At the conservative end of the ideological spectrum, the World Federation of Catholic Medical Associations said in its 2013 Madrid Declaration on Science and Life, that “efforts by some to promote transhumanism, posthumanism, futurism, etc…” compel “…urgency to protect science from the aspiration of power seeking to control, if not design, the lives of others.” The declaration prompted the transhumanist magazine H+ to publish an article titled “The Catholic Church Has Declared War on Transhumanism.”
Dr. Ronald Cole-Turner, professor of theology at the Pittsburgh Theological Seminary and editor of the book, “Transhumanism and Transcendence: Christian Hope in an Age of Technological Enhancement,” takes a more solicitous stance on the issue under debate. Cole-Turner embraces transhumanism as an inevitable outcome of humankind’s relentless pursuit of communion with a higher force. Citing the words of the fourth century church father, Athanasius of Alexandria, “For the Son of God became man so that we might become God,” Cole-Turner gracefully reconciles conventional religious sentiments with what he characterizes as the inevitable advancement of technology.

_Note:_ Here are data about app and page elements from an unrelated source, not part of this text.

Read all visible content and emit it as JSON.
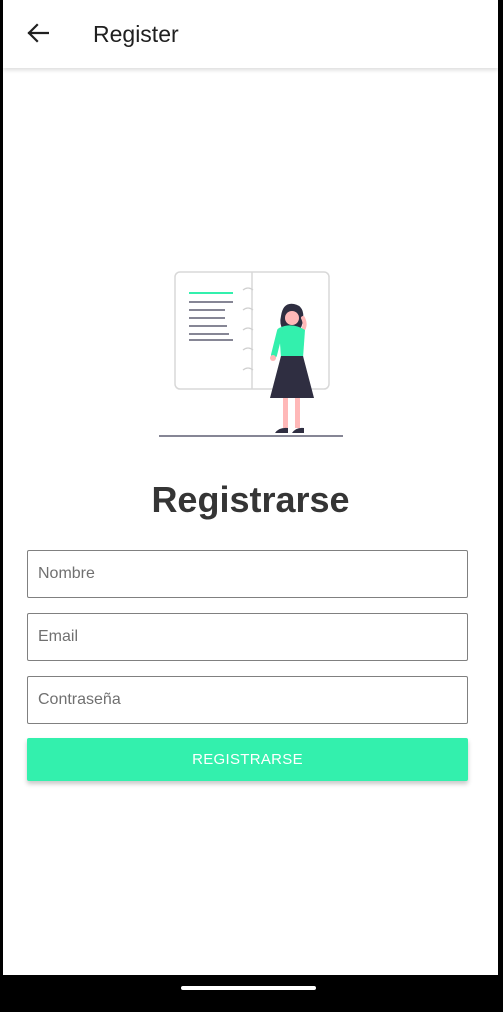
{
  "app_bar": {
    "title": "Register",
    "back_icon": "arrow-left-icon"
  },
  "illustration": {
    "icon": "person-with-notebook-illustration",
    "accent_color": "#33f0ad"
  },
  "form": {
    "heading": "Registrarse",
    "name_placeholder": "Nombre",
    "email_placeholder": "Email",
    "password_placeholder": "Contraseña",
    "submit_label": "REGISTRARSE"
  },
  "colors": {
    "accent": "#33f0ad",
    "heading": "#353535",
    "border": "#808080"
  }
}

“Whether you know it or not, whether you like it or not, God is making you into God,” Cole-Turner said in an interview. “I wish I could unleash the revolutionary intensity of that idea in our churches.”
I’m not sure Bina48 could grasp such an idea. Maybe someday one of her descendants will.